Inside (the Beltway) ScoopBy: Benjamin Krinsky
Thursday, March 29, 2018
Congress passes FY 2018 omnibus spending bill with large increases for research funding.
On March 23, after months of negotiations and a last-minute veto threat by the president, the fiscal year (FY) 2018 omnibus spending bill (H.R. 1625) was signed into law.
Over the course of the previous day, the bill had passed the House by a vote of 256-167 and the Senate 65-32. The $1.3 trillion measure adheres to the new discretionary spending levels codified in the Bipartisan Budget Act of 2018 that became law in mid-February.
Research funding agencies are among the many programs that see their budgets rise in the new spending measure, as summarized here:
|Agency||FY 2017 Funding Level||FY 2018 Funding Level (Omnibus)||Change from FY 2017-FY 2018|
|National Institutes of Health (NIH)||$34.08 billion||$37.08 billion||+$3 billion (+8.8%)|
|National Science Foundation (NSF)||$7.47 billion||$7.8 billion||+$295 million (+4.1%)|
|Department of Energy Office of Science||$5.39 billion||$6.26 billion||+$868 million (+16%)|
|Veterans Administration Medical & Prosthetic Research Initiative||$675 million||$722 million||+$47 million (+7%)|
|USDA Agriculture and Food Research Initiative||$375 million||$400 million||+$25 million (+6.6%)|
Within the $37 billion NIH budget, Congress directs the agency to spend $496 million on various scientific initiatives specified by the 21st Century Cures Act – including cancer research, precision medicine, regenerative medicine, and neurobiology research – as well as $500 million on research to combat the opioid epidemic. In report language accompanying the bill, lawmakers also highlight funding increases for antibiotic resistance and Alzheimer’s research, and the development of a universal influenza vaccine.
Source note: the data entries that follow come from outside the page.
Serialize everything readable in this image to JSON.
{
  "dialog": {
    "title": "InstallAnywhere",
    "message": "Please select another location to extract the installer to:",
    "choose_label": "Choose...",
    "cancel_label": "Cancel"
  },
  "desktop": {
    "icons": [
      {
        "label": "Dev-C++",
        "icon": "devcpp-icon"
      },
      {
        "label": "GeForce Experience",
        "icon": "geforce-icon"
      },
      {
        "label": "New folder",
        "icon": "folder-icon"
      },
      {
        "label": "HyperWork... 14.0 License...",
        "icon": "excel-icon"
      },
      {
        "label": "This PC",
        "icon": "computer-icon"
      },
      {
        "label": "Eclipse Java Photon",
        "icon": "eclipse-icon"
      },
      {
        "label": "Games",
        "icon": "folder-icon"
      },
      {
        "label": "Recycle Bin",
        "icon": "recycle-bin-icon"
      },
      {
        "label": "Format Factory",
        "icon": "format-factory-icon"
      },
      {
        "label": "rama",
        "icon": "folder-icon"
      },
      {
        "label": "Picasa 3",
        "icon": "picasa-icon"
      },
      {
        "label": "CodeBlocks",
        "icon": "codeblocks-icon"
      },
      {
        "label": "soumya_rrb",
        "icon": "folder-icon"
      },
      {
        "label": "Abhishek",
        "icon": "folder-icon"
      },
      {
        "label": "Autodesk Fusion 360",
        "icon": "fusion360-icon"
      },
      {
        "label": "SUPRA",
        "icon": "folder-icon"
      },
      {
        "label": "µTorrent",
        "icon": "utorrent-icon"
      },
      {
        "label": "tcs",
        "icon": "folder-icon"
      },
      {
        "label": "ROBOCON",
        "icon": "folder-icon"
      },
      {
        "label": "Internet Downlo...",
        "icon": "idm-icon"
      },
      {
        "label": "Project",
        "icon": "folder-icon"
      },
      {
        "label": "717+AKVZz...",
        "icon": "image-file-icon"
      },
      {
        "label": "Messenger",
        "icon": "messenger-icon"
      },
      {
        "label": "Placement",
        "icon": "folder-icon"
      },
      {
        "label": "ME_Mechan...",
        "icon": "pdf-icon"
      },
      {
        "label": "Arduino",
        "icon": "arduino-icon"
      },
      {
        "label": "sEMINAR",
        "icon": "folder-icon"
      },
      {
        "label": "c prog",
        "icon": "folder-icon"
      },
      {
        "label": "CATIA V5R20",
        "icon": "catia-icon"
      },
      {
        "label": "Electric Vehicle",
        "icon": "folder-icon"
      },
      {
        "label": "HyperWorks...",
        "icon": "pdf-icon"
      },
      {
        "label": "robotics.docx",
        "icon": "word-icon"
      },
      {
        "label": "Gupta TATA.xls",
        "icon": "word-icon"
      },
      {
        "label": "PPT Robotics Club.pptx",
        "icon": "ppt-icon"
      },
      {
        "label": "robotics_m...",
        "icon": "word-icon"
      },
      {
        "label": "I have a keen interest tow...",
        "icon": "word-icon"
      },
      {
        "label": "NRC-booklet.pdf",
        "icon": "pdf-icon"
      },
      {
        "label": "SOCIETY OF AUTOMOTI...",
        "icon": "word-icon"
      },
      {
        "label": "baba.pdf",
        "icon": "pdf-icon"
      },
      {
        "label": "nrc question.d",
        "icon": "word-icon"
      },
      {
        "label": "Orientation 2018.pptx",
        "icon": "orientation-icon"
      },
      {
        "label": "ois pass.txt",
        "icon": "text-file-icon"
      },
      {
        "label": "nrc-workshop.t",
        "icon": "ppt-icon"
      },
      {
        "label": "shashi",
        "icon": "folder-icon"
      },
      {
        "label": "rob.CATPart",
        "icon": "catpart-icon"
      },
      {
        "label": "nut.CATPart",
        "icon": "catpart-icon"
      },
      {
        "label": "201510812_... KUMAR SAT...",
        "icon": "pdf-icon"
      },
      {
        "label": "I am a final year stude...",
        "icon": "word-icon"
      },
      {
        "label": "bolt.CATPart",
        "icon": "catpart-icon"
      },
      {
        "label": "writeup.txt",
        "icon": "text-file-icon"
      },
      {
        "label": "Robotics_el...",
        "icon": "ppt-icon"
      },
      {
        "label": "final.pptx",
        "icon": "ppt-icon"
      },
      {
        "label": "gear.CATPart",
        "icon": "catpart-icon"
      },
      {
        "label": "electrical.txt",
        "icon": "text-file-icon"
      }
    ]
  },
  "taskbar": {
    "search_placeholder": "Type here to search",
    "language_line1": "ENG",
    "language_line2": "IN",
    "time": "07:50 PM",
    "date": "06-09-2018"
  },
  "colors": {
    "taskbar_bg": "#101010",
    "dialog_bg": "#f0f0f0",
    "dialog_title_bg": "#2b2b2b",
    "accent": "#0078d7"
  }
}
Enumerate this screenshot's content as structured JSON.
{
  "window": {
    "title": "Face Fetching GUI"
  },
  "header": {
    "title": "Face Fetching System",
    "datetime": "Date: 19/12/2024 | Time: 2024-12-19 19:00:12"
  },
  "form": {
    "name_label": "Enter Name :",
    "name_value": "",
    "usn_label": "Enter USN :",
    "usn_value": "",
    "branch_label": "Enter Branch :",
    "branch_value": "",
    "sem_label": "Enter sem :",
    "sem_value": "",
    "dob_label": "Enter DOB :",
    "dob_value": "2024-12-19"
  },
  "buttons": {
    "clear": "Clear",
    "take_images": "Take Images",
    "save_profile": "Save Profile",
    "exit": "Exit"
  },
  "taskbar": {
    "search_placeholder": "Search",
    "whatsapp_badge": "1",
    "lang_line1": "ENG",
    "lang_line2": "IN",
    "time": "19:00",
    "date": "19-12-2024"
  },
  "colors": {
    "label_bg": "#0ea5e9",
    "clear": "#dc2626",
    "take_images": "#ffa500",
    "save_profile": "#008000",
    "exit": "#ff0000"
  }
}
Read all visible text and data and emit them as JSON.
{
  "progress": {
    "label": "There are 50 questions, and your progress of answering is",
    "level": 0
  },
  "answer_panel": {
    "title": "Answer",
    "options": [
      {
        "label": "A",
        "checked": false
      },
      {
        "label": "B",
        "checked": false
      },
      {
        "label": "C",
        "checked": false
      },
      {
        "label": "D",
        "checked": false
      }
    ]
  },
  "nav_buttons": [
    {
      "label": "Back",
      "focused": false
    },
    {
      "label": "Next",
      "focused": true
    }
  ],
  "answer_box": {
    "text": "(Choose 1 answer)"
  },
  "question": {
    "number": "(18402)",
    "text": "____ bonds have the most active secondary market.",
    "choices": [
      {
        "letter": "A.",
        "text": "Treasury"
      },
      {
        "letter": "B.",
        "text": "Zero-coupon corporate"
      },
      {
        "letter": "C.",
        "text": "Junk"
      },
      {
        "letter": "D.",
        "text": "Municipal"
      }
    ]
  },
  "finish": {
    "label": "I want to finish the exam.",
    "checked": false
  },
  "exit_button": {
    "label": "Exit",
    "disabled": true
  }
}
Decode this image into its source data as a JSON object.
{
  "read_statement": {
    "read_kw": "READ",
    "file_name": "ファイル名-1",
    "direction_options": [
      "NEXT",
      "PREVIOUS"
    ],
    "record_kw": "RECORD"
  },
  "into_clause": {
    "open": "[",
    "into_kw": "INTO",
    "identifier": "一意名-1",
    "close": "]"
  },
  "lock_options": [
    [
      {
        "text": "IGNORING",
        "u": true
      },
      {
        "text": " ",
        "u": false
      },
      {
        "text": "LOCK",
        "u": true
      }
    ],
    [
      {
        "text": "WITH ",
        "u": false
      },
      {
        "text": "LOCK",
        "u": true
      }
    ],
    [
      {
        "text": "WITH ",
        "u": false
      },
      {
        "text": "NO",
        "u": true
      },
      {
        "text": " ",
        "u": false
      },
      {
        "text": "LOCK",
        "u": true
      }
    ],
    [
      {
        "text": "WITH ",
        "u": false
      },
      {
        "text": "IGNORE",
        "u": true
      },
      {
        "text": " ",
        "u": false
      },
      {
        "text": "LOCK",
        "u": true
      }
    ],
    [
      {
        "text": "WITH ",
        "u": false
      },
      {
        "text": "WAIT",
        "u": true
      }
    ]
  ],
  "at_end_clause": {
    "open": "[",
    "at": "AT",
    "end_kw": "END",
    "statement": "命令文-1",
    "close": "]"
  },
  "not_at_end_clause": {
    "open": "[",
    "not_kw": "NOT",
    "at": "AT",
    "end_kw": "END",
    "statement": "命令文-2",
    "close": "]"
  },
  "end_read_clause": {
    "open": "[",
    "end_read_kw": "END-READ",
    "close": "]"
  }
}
The omnibus report also contains language pertaining to several NIH policies. The report lauds NIH efforts to increase transparency and regulatory oversight via the recent proposed changes to the definition of clinical trials. But in light of concerns that the definition change could adversely affect fundamental research involving human participants, Congress directs NIH to delay enforcement of its new policy, and asks NIH to seek additional feedback from the research community to inform the most suitable reporting standards for this expanded range of projects. For projects that would have been considered clinical trials under the prior definition, the new policy goes into effect immediately.
Language pertaining to facilities and administrative costs at research institutions is also included. In response to recent proposals by the administration to cap the federal government reimbursement rate for these costs, the new law prohibits NIH from deviating from its current reimbursement methodologies.
NSF also receives a substantial increase in the new spending bill. The Research and Related Activities (R&RA) account, which funds the lion’s share of NSF research grants, grows to $6.33 billion, an increase of approximately $300 million. The law also includes increased funding for the Foundation’s educational programs. In contrast, in a compromise between the House and the Senate, the measure includes a small budget reduction for the construction of three research vessels.
The NSF report language is largely free of prescriptive policy directives. Among the topics mentioned, Congress directs NSF to complete repairs on hurricane-damaged research facilities and to apprise congressional committees as the Foundation moves ahead with planned divestments in instruments and equipment.
Having finished the FY 2018 budget, Members of Congress departed Washington for the Easter and Passover recess. When they return the week of April 8, appropriators will turn their attention to the FY 2019 budget as the political world barrels toward the 2018 midterm elections.